──────── GIVEN RECORDS ────────
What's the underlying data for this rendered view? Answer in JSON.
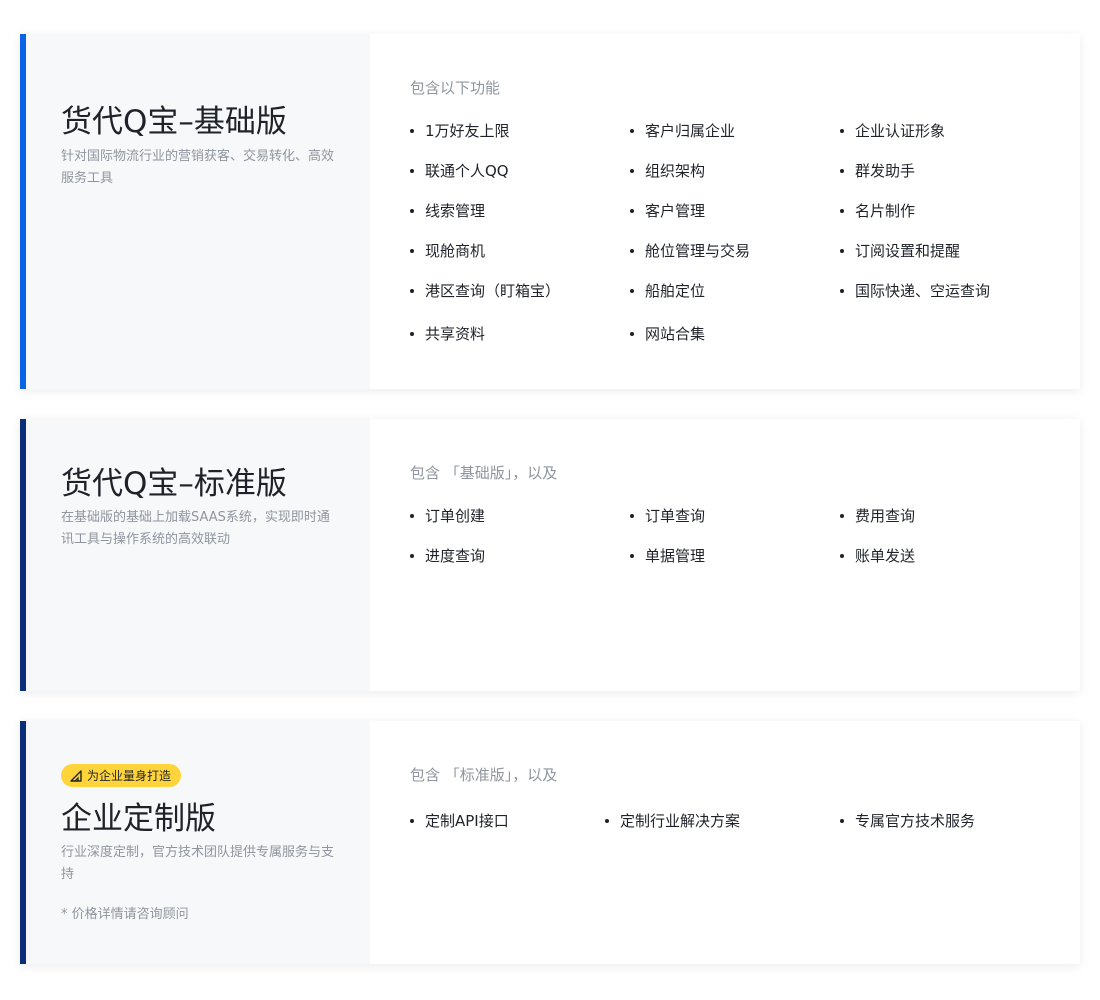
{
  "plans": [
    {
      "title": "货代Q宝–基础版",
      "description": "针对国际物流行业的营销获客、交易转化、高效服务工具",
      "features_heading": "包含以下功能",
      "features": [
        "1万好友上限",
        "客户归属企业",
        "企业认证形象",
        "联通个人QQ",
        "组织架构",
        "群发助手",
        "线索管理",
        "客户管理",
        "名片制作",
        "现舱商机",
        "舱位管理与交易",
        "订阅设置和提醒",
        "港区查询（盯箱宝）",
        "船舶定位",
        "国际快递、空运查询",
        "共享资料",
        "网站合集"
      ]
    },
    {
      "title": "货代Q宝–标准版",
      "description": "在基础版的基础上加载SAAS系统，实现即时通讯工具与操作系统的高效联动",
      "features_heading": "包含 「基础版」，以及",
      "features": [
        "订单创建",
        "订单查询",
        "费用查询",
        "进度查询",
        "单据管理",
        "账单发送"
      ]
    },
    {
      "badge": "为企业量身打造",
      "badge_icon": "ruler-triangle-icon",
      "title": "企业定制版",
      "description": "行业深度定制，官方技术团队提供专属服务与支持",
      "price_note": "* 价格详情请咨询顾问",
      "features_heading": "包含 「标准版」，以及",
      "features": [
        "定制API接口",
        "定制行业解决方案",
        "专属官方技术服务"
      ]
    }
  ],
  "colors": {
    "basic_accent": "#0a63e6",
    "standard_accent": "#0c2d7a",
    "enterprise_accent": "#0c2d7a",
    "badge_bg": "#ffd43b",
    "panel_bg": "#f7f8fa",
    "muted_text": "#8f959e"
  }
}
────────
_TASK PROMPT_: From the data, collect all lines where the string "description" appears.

_ANSWER TO THE PROBLEM_:
      "description": "针对国际物流行业的营销获客、交易转化、高效服务工具",
      "description": "在基础版的基础上加载SAAS系统，实现即时通讯工具与操作系统的高效联动",
      "description": "行业深度定制，官方技术团队提供专属服务与支持",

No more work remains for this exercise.